(Element data from apps and pages)

********

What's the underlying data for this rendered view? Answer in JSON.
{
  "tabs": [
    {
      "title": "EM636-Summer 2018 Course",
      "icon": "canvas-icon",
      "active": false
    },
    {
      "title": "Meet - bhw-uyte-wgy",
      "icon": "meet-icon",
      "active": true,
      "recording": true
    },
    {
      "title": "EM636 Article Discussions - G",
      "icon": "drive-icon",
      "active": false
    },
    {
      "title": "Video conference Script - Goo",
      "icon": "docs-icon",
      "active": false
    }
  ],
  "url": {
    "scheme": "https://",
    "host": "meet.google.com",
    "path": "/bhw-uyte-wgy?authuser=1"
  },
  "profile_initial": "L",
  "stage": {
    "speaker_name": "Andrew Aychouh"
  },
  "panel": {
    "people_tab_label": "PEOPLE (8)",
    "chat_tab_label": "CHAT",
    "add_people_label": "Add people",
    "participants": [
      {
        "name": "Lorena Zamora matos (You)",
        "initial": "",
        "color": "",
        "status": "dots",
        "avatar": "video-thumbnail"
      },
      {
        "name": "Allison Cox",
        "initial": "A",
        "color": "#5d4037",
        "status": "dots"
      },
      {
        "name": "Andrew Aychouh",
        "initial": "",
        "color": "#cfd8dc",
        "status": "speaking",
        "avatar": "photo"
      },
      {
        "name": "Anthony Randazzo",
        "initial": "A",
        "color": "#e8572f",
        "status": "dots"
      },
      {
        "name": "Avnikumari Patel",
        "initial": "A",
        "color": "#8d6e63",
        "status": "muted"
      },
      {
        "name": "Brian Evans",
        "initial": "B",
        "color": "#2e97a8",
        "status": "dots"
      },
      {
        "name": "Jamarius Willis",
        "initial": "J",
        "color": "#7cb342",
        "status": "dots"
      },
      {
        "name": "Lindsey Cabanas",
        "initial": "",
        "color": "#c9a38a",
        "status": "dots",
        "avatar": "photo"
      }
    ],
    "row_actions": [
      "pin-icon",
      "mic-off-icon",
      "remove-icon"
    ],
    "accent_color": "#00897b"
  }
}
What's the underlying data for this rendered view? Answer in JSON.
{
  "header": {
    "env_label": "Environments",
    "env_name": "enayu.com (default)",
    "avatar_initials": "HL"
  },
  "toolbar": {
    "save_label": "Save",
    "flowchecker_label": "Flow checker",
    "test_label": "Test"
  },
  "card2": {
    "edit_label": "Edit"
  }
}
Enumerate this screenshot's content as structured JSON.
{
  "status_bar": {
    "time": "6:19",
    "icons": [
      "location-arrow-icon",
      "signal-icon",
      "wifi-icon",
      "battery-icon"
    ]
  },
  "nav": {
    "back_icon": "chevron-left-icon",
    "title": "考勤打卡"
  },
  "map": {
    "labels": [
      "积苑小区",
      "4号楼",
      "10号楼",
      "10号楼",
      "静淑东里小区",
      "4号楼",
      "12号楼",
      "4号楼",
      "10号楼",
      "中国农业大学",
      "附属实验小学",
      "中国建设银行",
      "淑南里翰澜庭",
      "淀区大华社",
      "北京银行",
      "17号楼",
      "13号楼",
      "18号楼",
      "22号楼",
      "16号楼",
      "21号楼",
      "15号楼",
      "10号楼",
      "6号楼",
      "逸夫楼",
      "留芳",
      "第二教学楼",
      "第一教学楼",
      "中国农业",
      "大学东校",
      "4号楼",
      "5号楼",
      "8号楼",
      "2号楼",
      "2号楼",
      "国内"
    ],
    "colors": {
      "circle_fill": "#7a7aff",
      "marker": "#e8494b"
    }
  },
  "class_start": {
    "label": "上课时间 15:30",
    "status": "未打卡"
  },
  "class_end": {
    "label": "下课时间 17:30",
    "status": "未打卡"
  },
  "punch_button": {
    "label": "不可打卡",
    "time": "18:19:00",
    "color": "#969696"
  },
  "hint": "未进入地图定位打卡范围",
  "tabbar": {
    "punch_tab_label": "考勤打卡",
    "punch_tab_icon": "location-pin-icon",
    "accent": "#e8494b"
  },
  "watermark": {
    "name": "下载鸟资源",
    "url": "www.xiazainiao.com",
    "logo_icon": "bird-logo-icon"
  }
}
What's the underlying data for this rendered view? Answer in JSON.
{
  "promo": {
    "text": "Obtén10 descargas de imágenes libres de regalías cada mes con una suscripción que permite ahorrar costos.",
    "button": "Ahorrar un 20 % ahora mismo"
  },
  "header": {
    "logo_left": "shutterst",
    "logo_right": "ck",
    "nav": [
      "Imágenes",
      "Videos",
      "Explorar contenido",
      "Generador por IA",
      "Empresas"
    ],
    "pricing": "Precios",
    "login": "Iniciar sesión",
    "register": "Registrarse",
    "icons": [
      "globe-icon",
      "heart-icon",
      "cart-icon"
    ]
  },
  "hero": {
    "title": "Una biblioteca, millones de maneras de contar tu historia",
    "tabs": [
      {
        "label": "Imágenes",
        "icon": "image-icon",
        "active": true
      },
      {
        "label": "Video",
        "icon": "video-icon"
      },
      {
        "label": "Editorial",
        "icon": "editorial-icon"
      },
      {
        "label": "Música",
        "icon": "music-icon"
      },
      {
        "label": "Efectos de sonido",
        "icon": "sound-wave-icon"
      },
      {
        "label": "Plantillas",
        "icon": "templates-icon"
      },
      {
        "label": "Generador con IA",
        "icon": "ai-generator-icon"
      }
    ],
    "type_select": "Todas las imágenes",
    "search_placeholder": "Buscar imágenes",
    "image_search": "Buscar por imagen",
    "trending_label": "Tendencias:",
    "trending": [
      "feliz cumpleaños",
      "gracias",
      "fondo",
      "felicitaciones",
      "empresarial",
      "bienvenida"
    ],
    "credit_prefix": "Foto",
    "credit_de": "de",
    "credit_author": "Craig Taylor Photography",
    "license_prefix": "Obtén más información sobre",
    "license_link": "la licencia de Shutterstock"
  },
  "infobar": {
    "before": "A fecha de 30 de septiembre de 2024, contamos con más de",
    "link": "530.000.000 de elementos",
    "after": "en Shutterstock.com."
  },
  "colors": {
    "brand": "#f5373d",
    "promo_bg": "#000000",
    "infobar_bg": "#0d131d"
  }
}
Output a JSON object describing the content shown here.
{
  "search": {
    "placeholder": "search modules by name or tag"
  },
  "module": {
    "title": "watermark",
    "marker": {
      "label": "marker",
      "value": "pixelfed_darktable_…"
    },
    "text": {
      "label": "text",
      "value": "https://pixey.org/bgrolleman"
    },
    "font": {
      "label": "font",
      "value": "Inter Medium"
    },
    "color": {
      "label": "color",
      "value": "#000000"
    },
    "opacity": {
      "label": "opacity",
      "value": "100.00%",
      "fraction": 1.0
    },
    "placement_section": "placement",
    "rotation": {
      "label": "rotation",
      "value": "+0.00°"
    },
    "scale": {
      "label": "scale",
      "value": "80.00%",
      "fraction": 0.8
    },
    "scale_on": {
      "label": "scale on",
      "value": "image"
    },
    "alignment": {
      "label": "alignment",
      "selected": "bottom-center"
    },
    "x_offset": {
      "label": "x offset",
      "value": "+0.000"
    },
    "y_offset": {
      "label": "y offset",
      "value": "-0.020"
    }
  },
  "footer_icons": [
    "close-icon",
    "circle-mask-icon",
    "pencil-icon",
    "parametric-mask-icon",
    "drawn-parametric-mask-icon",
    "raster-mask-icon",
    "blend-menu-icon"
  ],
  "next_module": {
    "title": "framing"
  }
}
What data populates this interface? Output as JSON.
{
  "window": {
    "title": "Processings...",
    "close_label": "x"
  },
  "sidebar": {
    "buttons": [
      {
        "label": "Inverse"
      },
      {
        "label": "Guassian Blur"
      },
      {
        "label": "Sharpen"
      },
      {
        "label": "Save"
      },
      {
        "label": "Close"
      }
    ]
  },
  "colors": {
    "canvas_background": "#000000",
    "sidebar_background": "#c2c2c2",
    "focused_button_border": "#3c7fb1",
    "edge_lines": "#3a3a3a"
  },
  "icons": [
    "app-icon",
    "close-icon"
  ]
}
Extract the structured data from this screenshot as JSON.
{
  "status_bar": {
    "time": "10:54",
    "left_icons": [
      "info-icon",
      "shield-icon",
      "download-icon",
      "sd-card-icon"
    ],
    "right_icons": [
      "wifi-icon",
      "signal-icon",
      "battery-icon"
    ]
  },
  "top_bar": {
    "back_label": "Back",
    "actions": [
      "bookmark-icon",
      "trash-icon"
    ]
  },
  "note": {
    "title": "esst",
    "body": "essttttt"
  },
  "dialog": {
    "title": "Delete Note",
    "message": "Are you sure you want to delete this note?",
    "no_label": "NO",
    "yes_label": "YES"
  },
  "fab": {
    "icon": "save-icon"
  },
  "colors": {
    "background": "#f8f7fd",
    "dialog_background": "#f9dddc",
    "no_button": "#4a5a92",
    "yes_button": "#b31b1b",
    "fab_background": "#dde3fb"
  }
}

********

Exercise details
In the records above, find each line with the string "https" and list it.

Solution for this task
    "scheme": "https://",
      "value": "https://pixey.org/bgrolleman"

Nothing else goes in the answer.